Smith, M.R. (2019) 'Bayesian and parsimony approaches reconstruct informative trees from simulated morphological datasets.', Biology letters., 15 (2). p. 20180632.

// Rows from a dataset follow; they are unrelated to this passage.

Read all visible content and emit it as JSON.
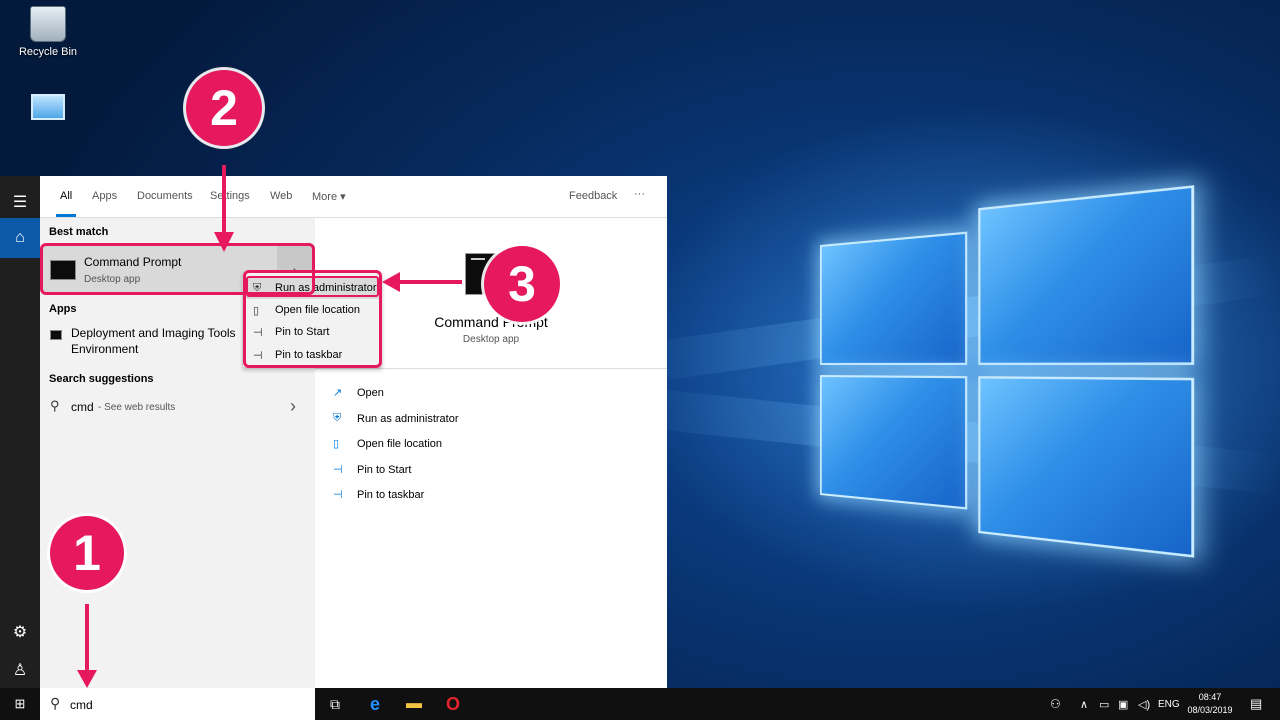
{
  "desktop": {
    "icons": [
      {
        "label": "Recycle Bin",
        "icon": "recycle-bin-icon"
      },
      {
        "label": "",
        "icon": "control-panel-icon"
      }
    ]
  },
  "search_panel": {
    "tabs": [
      "All",
      "Apps",
      "Documents",
      "Settings",
      "Web",
      "More ▾"
    ],
    "feedback": "Feedback",
    "more_dots": "···",
    "best_match_heading": "Best match",
    "best_match": {
      "title": "Command Prompt",
      "subtitle": "Desktop app"
    },
    "apps_heading": "Apps",
    "apps": [
      {
        "title_line1": "Deployment and Imaging Tools",
        "title_line2": "Environment"
      }
    ],
    "suggestions_heading": "Search suggestions",
    "suggestion": {
      "query": "cmd",
      "hint": " - See web results"
    },
    "detail": {
      "title": "Command Prompt",
      "subtitle": "Desktop app",
      "actions": [
        "Open",
        "Run as administrator",
        "Open file location",
        "Pin to Start",
        "Pin to taskbar"
      ]
    }
  },
  "context_menu": {
    "items": [
      "Run as administrator",
      "Open file location",
      "Pin to Start",
      "Pin to taskbar"
    ]
  },
  "annotations": {
    "step1": "1",
    "step2": "2",
    "step3": "3",
    "color": "#e6195f"
  },
  "taskbar": {
    "search_value": "cmd",
    "language": "ENG",
    "time": "08:47",
    "date": "08/03/2019"
  }
}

Phylogenetic analysis aims to establish the true relationships between taxa. Different analytical methods, however, can reach different conclusions. In order to establish which approach best reconstructs true relationships, previous studies have simulated datasets from known tree topologies, and identified the method that reconstructs the generative tree most accurately. On this basis, researchers have argued that morphological datasets should be analysed by Bayesian approaches, which employ an explicit probabilistic model of evolution, rather than parsimony methods—with implied weights parsimony sometimes identified as particularly inaccurate. Accuracy alone, however, is an inadequate measure of a tree's utility: a fully unresolved tree is perfectly accurate, yet contains no phylogenetic information. The highly resolved trees recovered by implied weights parsimony in fact contain as much useful information as the more accurate, but less resolved, trees recovered by Bayesian methods. By collapsing poorly supported groups, this superior resolution can be traded for accuracy, resulting in trees as accurate as those obtained by a Bayesian approach. By contrast, equally weighted parsimony analysis produces trees that are less resolved and less accurate, leading to less reliable evolutionary conclusions.
|Full text:||(AM) Accepted Manuscript|
Download PDF (1122Kb)
|Publisher Web site:||https://doi.org/10.1098/rsbl.2018.0632|
|Date accepted:||08 January 2019|
|Date deposited:||11 January 2019|
|Date of first online publication:||06 February 2019|
|Date first made open access:||11 January 2019|
Save or Share this output
|Look up in GoogleScholar|